Thyme (Thymus Vulgaris)

Thyme (Thymus Vulgaris)

 So it turns out my source books differ in reference to Oberon's botanical musings. The first reference (Act iii, scene 2) is incorrect. The correct attribution is MND Act ii, Scene 1. I'll include the link to the No Fear Shakespeare Midsummer Night's Dream edition here.





The Plant-lore & Garden-craft of Shakespeare




Friday, September 16, 2016

Bard's Garden - A Shopping List

We're getting ready for some fall planting in our Shakespearean Garden,
 and pulled some screenshots from the book for easy reference.



 Ruling out the trees and what we've already planted, while focusing on the perennials (buy once, enjoy forever) here's a wish list for the garden going forward...

Aconitium
Buttercup

Hyssop


Lady-smock (Cuckoo flower

Larkspur

Long Purples

Savory



Wednesday, November 18, 2015

The Shakespearean Garden @ Astoria Library

In the coming weeks - I'll be posting pictures and quotes about the plants in our library's Shakespearean themed garden. A preliminary list of the plants we've identified (wild and cultivated) follows here:


balm
cabbage
carnation
carrot
cherry
columbine
daffodil
daisy
flower-de-luce (iris)
garlic
gillyvor (carnation)
grass herb of grace (rue)
holly
holy thistle honeysuckle
ivy
lavender
leek
lettuce
lily
love-in-idleness (pansy)
mace
mallows marybud (marigold)
mint
mistletoe
moss
onion
pansy
parsley
pea
plane tree
potato
radish
rhubarb
rose
rosemary
strawberry
thyme
turnip
violet
woodbine (honeysuckle)
wormwood

Wednesday, December 11, 2013

Codex Borbonicus... A Sacred Almanac

So a Sacred Almanac of the Aztecs arrived the other day... This one in fact  

and it didn't even have to leave New York to do it.Thank you Hofstra for stepping up!

The book itself was limited to 600 copies and has some noticeable differences from the Tonomatl Aubin in style and content.

Compare the Aubin Quetzalcoatl sacrifice here in lithograph...


 

And here again in photograph...





To the Borbonicus scene - depicting the same principal actors...



Here we see the gods have switched places, with Quetzalcoatl on the right and Tepeyollotl on the left.
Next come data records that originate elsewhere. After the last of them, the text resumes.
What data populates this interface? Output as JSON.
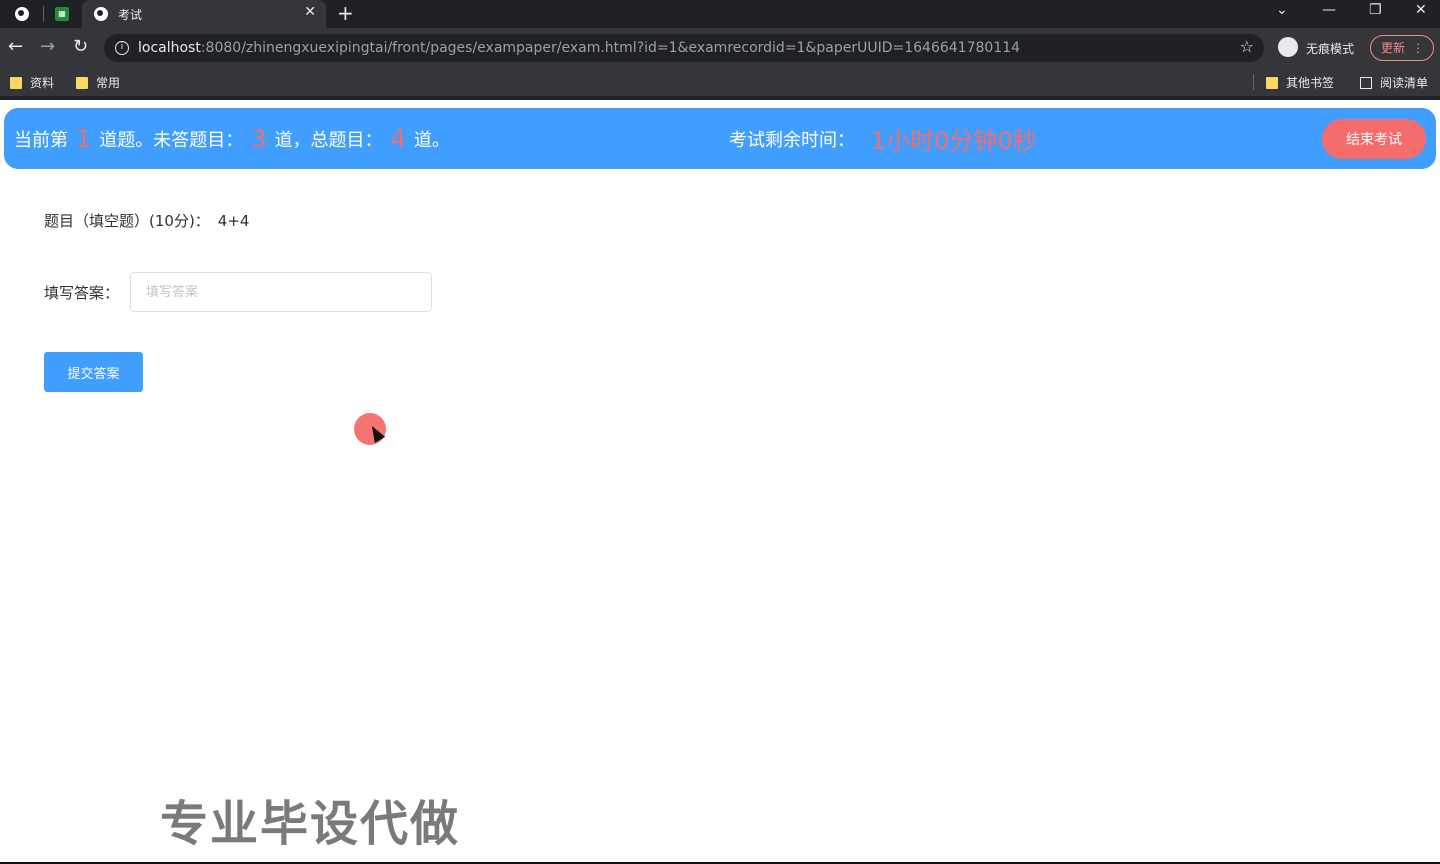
{
  "browser": {
    "tab_title": "考试",
    "url_host": "localhost",
    "url_rest": ":8080/zhinengxuexipingtai/front/pages/exampaper/exam.html?id=1&examrecordid=1&paperUUID=1646641780114",
    "incognito_label": "无痕模式",
    "update_label": "更新",
    "bookmarks": [
      "资料",
      "常用"
    ],
    "bookmarks_right": [
      "其他书签",
      "阅读清单"
    ]
  },
  "exam_header": {
    "current_prefix": "当前第",
    "current_num": "1",
    "current_suffix": "道题。未答题目：",
    "unanswered_num": "3",
    "unanswered_suffix": "道，总题目：",
    "total_num": "4",
    "total_suffix": "道。",
    "time_label": "考试剩余时间：",
    "time_value": "1小时0分钟0秒",
    "end_button": "结束考试"
  },
  "question": {
    "label": "题目（填空题）(10分)：",
    "content": "4+4"
  },
  "answer": {
    "label": "填写答案：",
    "placeholder": "填写答案",
    "value": ""
  },
  "submit_button": "提交答案",
  "watermark": "专业毕设代做",
  "colors": {
    "primary": "#409eff",
    "danger": "#f56c6c"
  }
}
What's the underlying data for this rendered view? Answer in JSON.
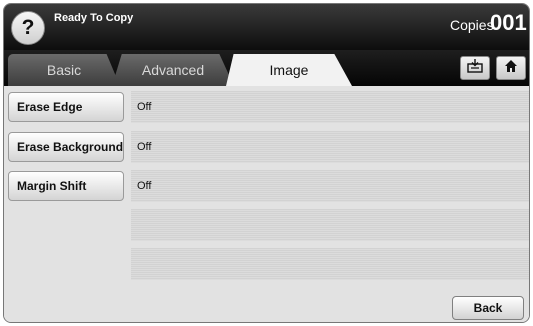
{
  "header": {
    "help_label": "?",
    "status": "Ready To Copy",
    "copies_label": "Copies",
    "copies_count": "001"
  },
  "tabs": [
    {
      "label": "Basic",
      "active": false
    },
    {
      "label": "Advanced",
      "active": false
    },
    {
      "label": "Image",
      "active": true
    }
  ],
  "toolbar_icons": [
    "job-status-icon",
    "home-icon"
  ],
  "options": [
    {
      "label": "Erase Edge",
      "value": "Off"
    },
    {
      "label": "Erase Background",
      "value": "Off"
    },
    {
      "label": "Margin Shift",
      "value": "Off"
    }
  ],
  "footer": {
    "back_label": "Back"
  }
}
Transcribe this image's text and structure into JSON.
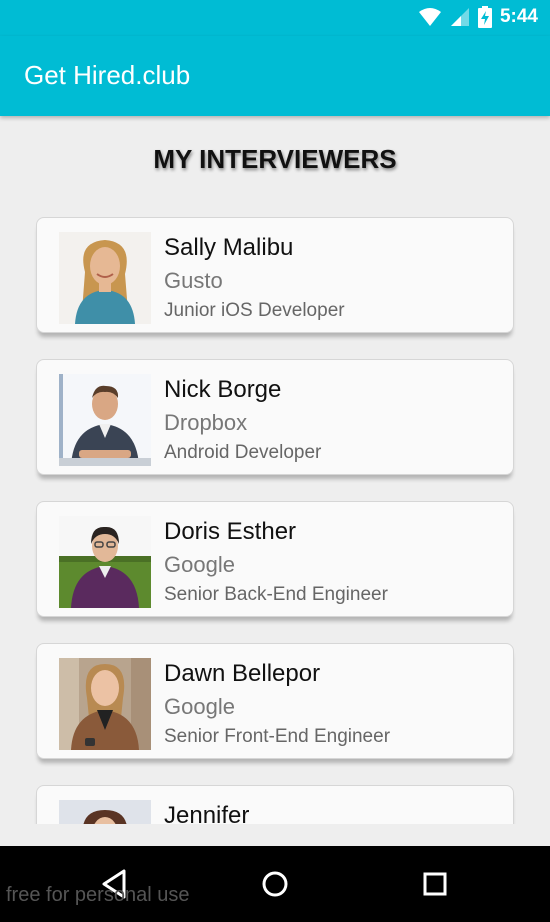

The text goes on to say that symbol between them is the sign for war (the shield and darts) and that Tepeyolltol has a spider at his feet and is dressed in a jaguar skin (instead of being an actual jaguar). Q.'s left hand still holds the sign for excrement, and there is a basket between them which is supported by skulls and contains hearts...

Saturday, June 25, 2011

The Tonalamatl Aubin, Quetzcoatl, Tepeyollotli, and Drew University

My copy of the Tonalamatl Aubin came in a few weeks ago and I've been spending some time assimilating the images and doing some value-adding...

The library that graciously made it happen was the Drew University Library, in Madison New Jersey.

The book itself was originally published in German by Eduard Seler and is available in PDF format from the FAMSI website here.

Embarassingly, after having spent lots of time finegalling this giantly oversized book to get decent photocopies of the outline explanations - I found that they've all been scanned and look incredible - right here. Albeit in German...

Here's the original plate showing Quetzalcoatl holding a sacrificial victim in one hand and what, accoring to the translation, appears to be a turd or the symbol for "sin" in the other hand. The symbol is given as cuitlatl - excrement, sign of sin.




And finally, here's my version of the line drawings, using Photoshop's filtering effect "Glowing Edges" to give it a LightBrite look, and then Inversing the result to get a nice outline effect.



The book I received gave the explanations for all the regalia and parephenalia depicted in the insets, which I'll transcribe here...

Chief Person: Tepeyollotli - the voice of the mountain
Facing Him: teccizti – sea snail shell
Accompanying Person: Quetzalcouatl, - the Wind God
On His Breast: eca-ilacatz-coatl – the spirally twisted ornament of the Wind God
In His Hand: cuitlatl - excrement – sign of sin
Symbol: atl-tlachinolli – spear throwing (water) and conflagration, symbolic indication of war